Questions 'waging war' on our public education
To the Editor:
On Common Core letters, I didn't want to enter the conversation, but the letter by Dr. Gary Thompson (no relation) nixed it for me.
Dr. Thompson is a doctor from Utah with a special-needs daughter who feels he has been personally attacked.
I did not see anything personal in Ecton Manning's letter (Spectrum, Aug. 8) but, if anyone felt there was, hopefully Mr. Manning's public apology suffices to put that matter to rest.
I am blessed with a child who does not have learning or emotional disabilities and she is very special to me.
She went to our local New Milford schools to be educated by trained professional teachers and administrators. We trusted them to provide a quality education and encouraged her to work hard and were not disappointed.
We also accepted the fact special-needs children required a disproportionate amount of resources that reduced the amount of resouces available for our child and children like her.
We did not like this but accepted it as a policy determined by highly trained professionals with expertise in the field.
Although my intuition and unprofessional opinion is that mainstreaming special-needs children costs taxpayers and takes scarce resources away from our most talented children, I accept the policy and defer to the multitude of highly trained and specialized professionals who have devoted their lives and careers researching this particular field of education and reserve my opinion for discussions with friends over a beer, and apparently letters to The Spectrum.
The problem I have is the beneficiaries of special-needs education seem to be waging a legal war on the very system trying to help them.
It does not make sense to me that we must allocate disproportionate resources to specific classes of children with certain special needs and then not be able to test those children for the very issues those resources are being allocated to address.
Frankly, I have no problem with my child being tested for attributes, dispositions, social skills, attitudes and intra-personal resources and wonder why someone would devote time and money to challenge those standards.
Aren't these some of the areas that would help a person be successful in the real world?

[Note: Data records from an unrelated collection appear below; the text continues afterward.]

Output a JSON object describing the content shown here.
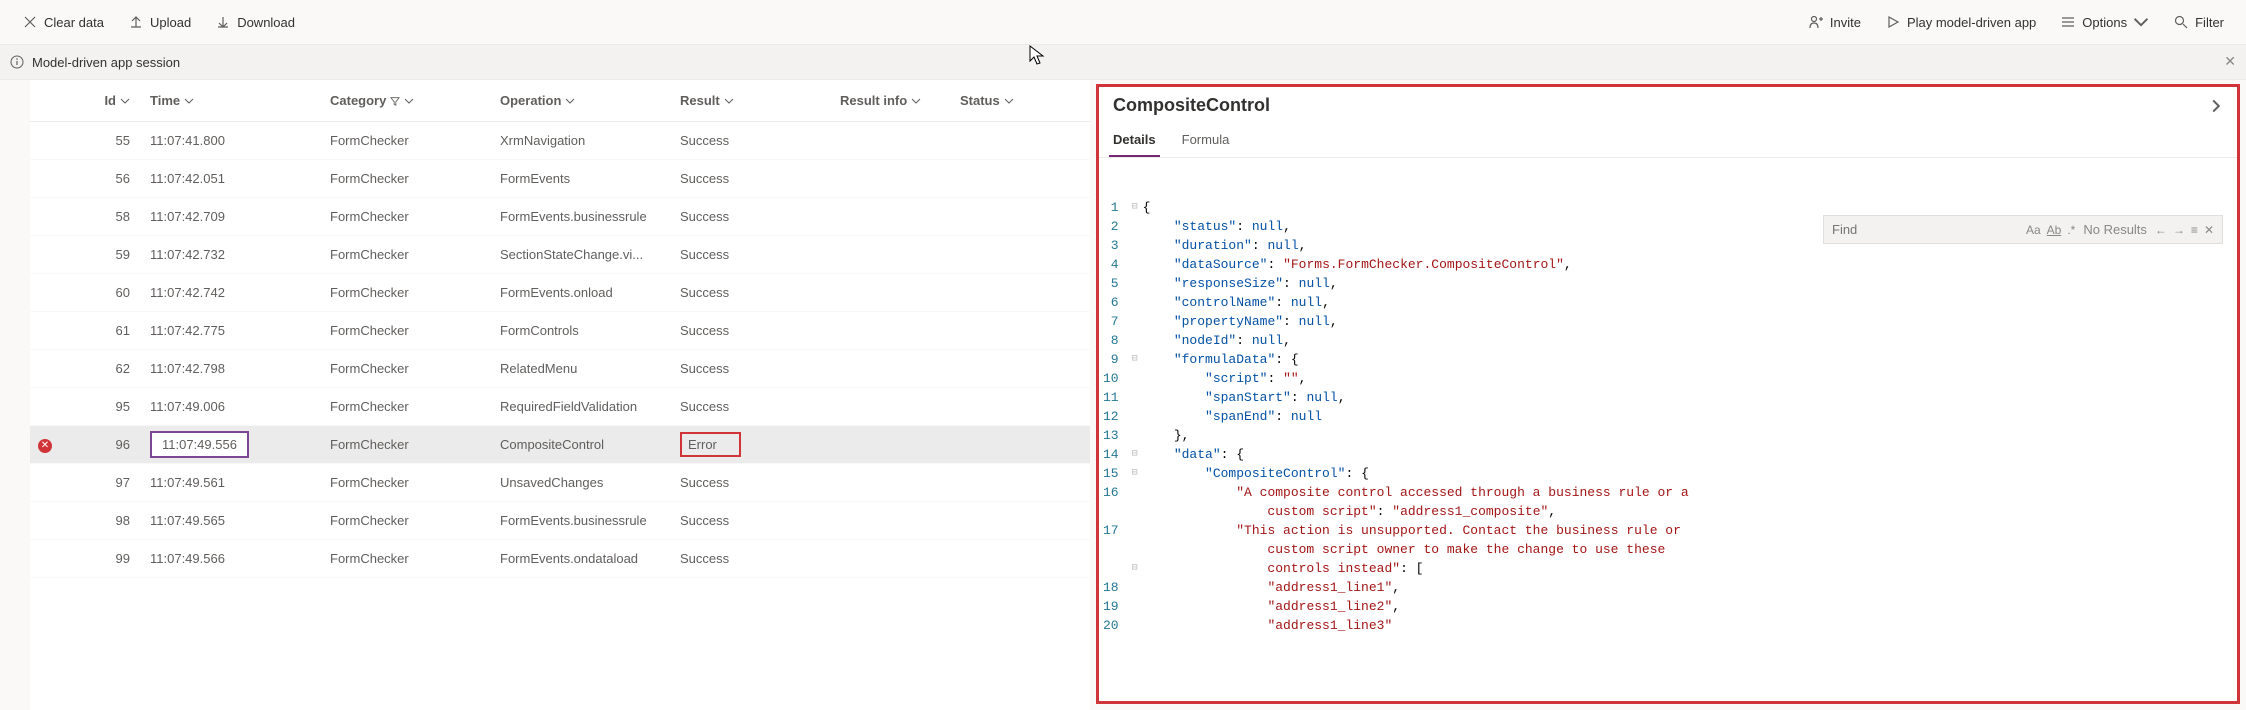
{
  "toolbar": {
    "clear": "Clear data",
    "upload": "Upload",
    "download": "Download",
    "invite": "Invite",
    "play": "Play model-driven app",
    "options": "Options",
    "filter": "Filter"
  },
  "session": {
    "label": "Model-driven app session"
  },
  "columns": {
    "id": "Id",
    "time": "Time",
    "category": "Category",
    "operation": "Operation",
    "result": "Result",
    "resultinfo": "Result info",
    "status": "Status"
  },
  "rows": [
    {
      "id": "55",
      "time": "11:07:41.800",
      "category": "FormChecker",
      "operation": "XrmNavigation",
      "result": "Success"
    },
    {
      "id": "56",
      "time": "11:07:42.051",
      "category": "FormChecker",
      "operation": "FormEvents",
      "result": "Success"
    },
    {
      "id": "58",
      "time": "11:07:42.709",
      "category": "FormChecker",
      "operation": "FormEvents.businessrule",
      "result": "Success"
    },
    {
      "id": "59",
      "time": "11:07:42.732",
      "category": "FormChecker",
      "operation": "SectionStateChange.vi...",
      "result": "Success"
    },
    {
      "id": "60",
      "time": "11:07:42.742",
      "category": "FormChecker",
      "operation": "FormEvents.onload",
      "result": "Success"
    },
    {
      "id": "61",
      "time": "11:07:42.775",
      "category": "FormChecker",
      "operation": "FormControls",
      "result": "Success"
    },
    {
      "id": "62",
      "time": "11:07:42.798",
      "category": "FormChecker",
      "operation": "RelatedMenu",
      "result": "Success"
    },
    {
      "id": "95",
      "time": "11:07:49.006",
      "category": "FormChecker",
      "operation": "RequiredFieldValidation",
      "result": "Success"
    },
    {
      "id": "96",
      "time": "11:07:49.556",
      "category": "FormChecker",
      "operation": "CompositeControl",
      "result": "Error",
      "error": true,
      "selected": true
    },
    {
      "id": "97",
      "time": "11:07:49.561",
      "category": "FormChecker",
      "operation": "UnsavedChanges",
      "result": "Success"
    },
    {
      "id": "98",
      "time": "11:07:49.565",
      "category": "FormChecker",
      "operation": "FormEvents.businessrule",
      "result": "Success"
    },
    {
      "id": "99",
      "time": "11:07:49.566",
      "category": "FormChecker",
      "operation": "FormEvents.ondataload",
      "result": "Success"
    }
  ],
  "detail": {
    "title": "CompositeControl",
    "tabs": {
      "details": "Details",
      "formula": "Formula"
    },
    "find": {
      "placeholder": "Find",
      "noresults": "No Results"
    },
    "code_lines": [
      {
        "n": 1,
        "fold": "-",
        "tokens": [
          {
            "t": "{",
            "c": "p"
          }
        ]
      },
      {
        "n": 2,
        "tokens": [
          {
            "t": "    ",
            "c": "p"
          },
          {
            "t": "\"status\"",
            "c": "k"
          },
          {
            "t": ": ",
            "c": "p"
          },
          {
            "t": "null",
            "c": "n"
          },
          {
            "t": ",",
            "c": "p"
          }
        ]
      },
      {
        "n": 3,
        "tokens": [
          {
            "t": "    ",
            "c": "p"
          },
          {
            "t": "\"duration\"",
            "c": "k"
          },
          {
            "t": ": ",
            "c": "p"
          },
          {
            "t": "null",
            "c": "n"
          },
          {
            "t": ",",
            "c": "p"
          }
        ]
      },
      {
        "n": 4,
        "tokens": [
          {
            "t": "    ",
            "c": "p"
          },
          {
            "t": "\"dataSource\"",
            "c": "k"
          },
          {
            "t": ": ",
            "c": "p"
          },
          {
            "t": "\"Forms.FormChecker.CompositeControl\"",
            "c": "s"
          },
          {
            "t": ",",
            "c": "p"
          }
        ]
      },
      {
        "n": 5,
        "tokens": [
          {
            "t": "    ",
            "c": "p"
          },
          {
            "t": "\"responseSize\"",
            "c": "k"
          },
          {
            "t": ": ",
            "c": "p"
          },
          {
            "t": "null",
            "c": "n"
          },
          {
            "t": ",",
            "c": "p"
          }
        ]
      },
      {
        "n": 6,
        "tokens": [
          {
            "t": "    ",
            "c": "p"
          },
          {
            "t": "\"controlName\"",
            "c": "k"
          },
          {
            "t": ": ",
            "c": "p"
          },
          {
            "t": "null",
            "c": "n"
          },
          {
            "t": ",",
            "c": "p"
          }
        ]
      },
      {
        "n": 7,
        "tokens": [
          {
            "t": "    ",
            "c": "p"
          },
          {
            "t": "\"propertyName\"",
            "c": "k"
          },
          {
            "t": ": ",
            "c": "p"
          },
          {
            "t": "null",
            "c": "n"
          },
          {
            "t": ",",
            "c": "p"
          }
        ]
      },
      {
        "n": 8,
        "tokens": [
          {
            "t": "    ",
            "c": "p"
          },
          {
            "t": "\"nodeId\"",
            "c": "k"
          },
          {
            "t": ": ",
            "c": "p"
          },
          {
            "t": "null",
            "c": "n"
          },
          {
            "t": ",",
            "c": "p"
          }
        ]
      },
      {
        "n": 9,
        "fold": "-",
        "tokens": [
          {
            "t": "    ",
            "c": "p"
          },
          {
            "t": "\"formulaData\"",
            "c": "k"
          },
          {
            "t": ": {",
            "c": "p"
          }
        ]
      },
      {
        "n": 10,
        "tokens": [
          {
            "t": "        ",
            "c": "p"
          },
          {
            "t": "\"script\"",
            "c": "k"
          },
          {
            "t": ": ",
            "c": "p"
          },
          {
            "t": "\"\"",
            "c": "s"
          },
          {
            "t": ",",
            "c": "p"
          }
        ]
      },
      {
        "n": 11,
        "tokens": [
          {
            "t": "        ",
            "c": "p"
          },
          {
            "t": "\"spanStart\"",
            "c": "k"
          },
          {
            "t": ": ",
            "c": "p"
          },
          {
            "t": "null",
            "c": "n"
          },
          {
            "t": ",",
            "c": "p"
          }
        ]
      },
      {
        "n": 12,
        "tokens": [
          {
            "t": "        ",
            "c": "p"
          },
          {
            "t": "\"spanEnd\"",
            "c": "k"
          },
          {
            "t": ": ",
            "c": "p"
          },
          {
            "t": "null",
            "c": "n"
          }
        ]
      },
      {
        "n": 13,
        "tokens": [
          {
            "t": "    },",
            "c": "p"
          }
        ]
      },
      {
        "n": 14,
        "fold": "-",
        "tokens": [
          {
            "t": "    ",
            "c": "p"
          },
          {
            "t": "\"data\"",
            "c": "k"
          },
          {
            "t": ": {",
            "c": "p"
          }
        ]
      },
      {
        "n": 15,
        "fold": "-",
        "tokens": [
          {
            "t": "        ",
            "c": "p"
          },
          {
            "t": "\"CompositeControl\"",
            "c": "k"
          },
          {
            "t": ": {",
            "c": "p"
          }
        ]
      },
      {
        "n": 16,
        "tokens": [
          {
            "t": "            ",
            "c": "p"
          },
          {
            "t": "\"A composite control accessed through a business rule or a",
            "c": "s"
          }
        ]
      },
      {
        "n": "",
        "tokens": [
          {
            "t": "                custom script\"",
            "c": "s"
          },
          {
            "t": ": ",
            "c": "p"
          },
          {
            "t": "\"address1_composite\"",
            "c": "s"
          },
          {
            "t": ",",
            "c": "p"
          }
        ]
      },
      {
        "n": 17,
        "tokens": [
          {
            "t": "            ",
            "c": "p"
          },
          {
            "t": "\"This action is unsupported. Contact the business rule or",
            "c": "s"
          }
        ]
      },
      {
        "n": "",
        "tokens": [
          {
            "t": "                custom script owner to make the change to use these",
            "c": "s"
          }
        ]
      },
      {
        "n": "",
        "fold": "-",
        "tokens": [
          {
            "t": "                controls instead\"",
            "c": "s"
          },
          {
            "t": ": [",
            "c": "p"
          }
        ]
      },
      {
        "n": 18,
        "tokens": [
          {
            "t": "                ",
            "c": "p"
          },
          {
            "t": "\"address1_line1\"",
            "c": "s"
          },
          {
            "t": ",",
            "c": "p"
          }
        ]
      },
      {
        "n": 19,
        "tokens": [
          {
            "t": "                ",
            "c": "p"
          },
          {
            "t": "\"address1_line2\"",
            "c": "s"
          },
          {
            "t": ",",
            "c": "p"
          }
        ]
      },
      {
        "n": 20,
        "tokens": [
          {
            "t": "                ",
            "c": "p"
          },
          {
            "t": "\"address1_line3\"",
            "c": "s"
          }
        ]
      }
    ]
  }
}
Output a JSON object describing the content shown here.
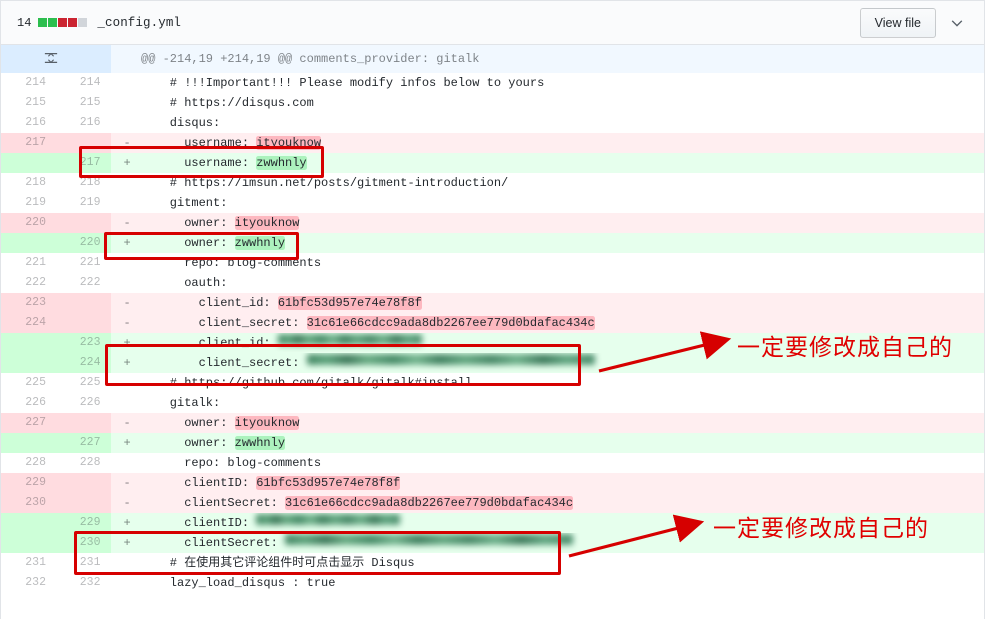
{
  "header": {
    "changes_count": "14",
    "diffstat_blocks": [
      "add",
      "add",
      "del",
      "del",
      "neutral"
    ],
    "file_name": "_config.yml",
    "view_file_label": "View file",
    "chevron_icon": "chevron-down-icon",
    "colors": {
      "add": "#2cbe4e",
      "del": "#cb2431",
      "neutral": "#d1d5da",
      "annotation": "#d60000"
    }
  },
  "hunk": {
    "expand_icon": "unfold-expand-icon",
    "text": "@@ -214,19 +214,19 @@ comments_provider: gitalk"
  },
  "rows": [
    {
      "type": "ctx",
      "old": "214",
      "new": "214",
      "sign": " ",
      "code": "    # !!!Important!!! Please modify infos below to yours"
    },
    {
      "type": "ctx",
      "old": "215",
      "new": "215",
      "sign": " ",
      "code": "    # https://disqus.com"
    },
    {
      "type": "ctx",
      "old": "216",
      "new": "216",
      "sign": " ",
      "code": "    disqus:"
    },
    {
      "type": "del",
      "old": "217",
      "new": "",
      "sign": "-",
      "pre": "      username: ",
      "hl": "ityouknow",
      "post": ""
    },
    {
      "type": "add",
      "old": "",
      "new": "217",
      "sign": "+",
      "pre": "      username: ",
      "hl": "zwwhnly",
      "post": ""
    },
    {
      "type": "ctx",
      "old": "218",
      "new": "218",
      "sign": " ",
      "code": "    # https://imsun.net/posts/gitment-introduction/"
    },
    {
      "type": "ctx",
      "old": "219",
      "new": "219",
      "sign": " ",
      "code": "    gitment:"
    },
    {
      "type": "del",
      "old": "220",
      "new": "",
      "sign": "-",
      "pre": "      owner: ",
      "hl": "ityouknow",
      "post": ""
    },
    {
      "type": "add",
      "old": "",
      "new": "220",
      "sign": "+",
      "pre": "      owner: ",
      "hl": "zwwhnly",
      "post": ""
    },
    {
      "type": "ctx",
      "old": "221",
      "new": "221",
      "sign": " ",
      "code": "      repo: blog-comments"
    },
    {
      "type": "ctx",
      "old": "222",
      "new": "222",
      "sign": " ",
      "code": "      oauth:"
    },
    {
      "type": "del",
      "old": "223",
      "new": "",
      "sign": "-",
      "pre": "        client_id: ",
      "hl": "61bfc53d957e74e78f8f",
      "post": ""
    },
    {
      "type": "del",
      "old": "224",
      "new": "",
      "sign": "-",
      "pre": "        client_secret: ",
      "hl": "31c61e66cdcc9ada8db2267ee779d0bdafac434c",
      "post": ""
    },
    {
      "type": "add",
      "old": "",
      "new": "223",
      "sign": "+",
      "pre": "        client_id: ",
      "redacted": 20,
      "post": ""
    },
    {
      "type": "add",
      "old": "",
      "new": "224",
      "sign": "+",
      "pre": "        client_secret: ",
      "redacted": 40,
      "post": ""
    },
    {
      "type": "ctx",
      "old": "225",
      "new": "225",
      "sign": " ",
      "code": "    # https://github.com/gitalk/gitalk#install"
    },
    {
      "type": "ctx",
      "old": "226",
      "new": "226",
      "sign": " ",
      "code": "    gitalk:"
    },
    {
      "type": "del",
      "old": "227",
      "new": "",
      "sign": "-",
      "pre": "      owner: ",
      "hl": "ityouknow",
      "post": ""
    },
    {
      "type": "add",
      "old": "",
      "new": "227",
      "sign": "+",
      "pre": "      owner: ",
      "hl": "zwwhnly",
      "post": ""
    },
    {
      "type": "ctx",
      "old": "228",
      "new": "228",
      "sign": " ",
      "code": "      repo: blog-comments"
    },
    {
      "type": "del",
      "old": "229",
      "new": "",
      "sign": "-",
      "pre": "      clientID: ",
      "hl": "61bfc53d957e74e78f8f",
      "post": ""
    },
    {
      "type": "del",
      "old": "230",
      "new": "",
      "sign": "-",
      "pre": "      clientSecret: ",
      "hl": "31c61e66cdcc9ada8db2267ee779d0bdafac434c",
      "post": ""
    },
    {
      "type": "add",
      "old": "",
      "new": "229",
      "sign": "+",
      "pre": "      clientID: ",
      "redacted": 20,
      "post": ""
    },
    {
      "type": "add",
      "old": "",
      "new": "230",
      "sign": "+",
      "pre": "      clientSecret: ",
      "redacted": 40,
      "post": ""
    },
    {
      "type": "ctx",
      "old": "231",
      "new": "231",
      "sign": " ",
      "code": "    # 在使用其它评论组件时可点击显示 Disqus"
    },
    {
      "type": "ctx",
      "old": "232",
      "new": "232",
      "sign": " ",
      "code": "    lazy_load_disqus : true"
    }
  ],
  "annotations": {
    "note_1": "一定要修改成自己的",
    "note_2": "一定要修改成自己的"
  }
}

Without the data on a child's skill level, how can we help them compete in an ever-challenging global marketplace?
I understand the information from those tests may be used to categorize children in certain classes and parents might want to protect their children from that. But what about the rights of everyone else?
If your child has higher reading, writing and arithmetic scores than my child, I can't challenge a prospective college's right to evaluate that information in determining who is accepted.
So why can't a child's other skill sets be made available for evaluation?
I believe the public education system is a right and not a privilege and everyone should have the same rights as everyone else.
When our educational system becomes the target of costly litigation to protect a privileged class, then we are all at risk.
I do not have the expertise to testify before legislatures and file lawsuits or the will to demand extra services for my child.
But I do have a voice and I am raising it to say we are very fortunate to have a public educational system for everyone, and my hope is it is not destroyed by a few with a narrow agenda.
Having said all that, I do try to be a good and kind person and understand how hard it must be to have a cherished and loved child with special needs the parents feel are not being addressed.
I take my civic responsibility to share in providing for all those in need in my community very seriously.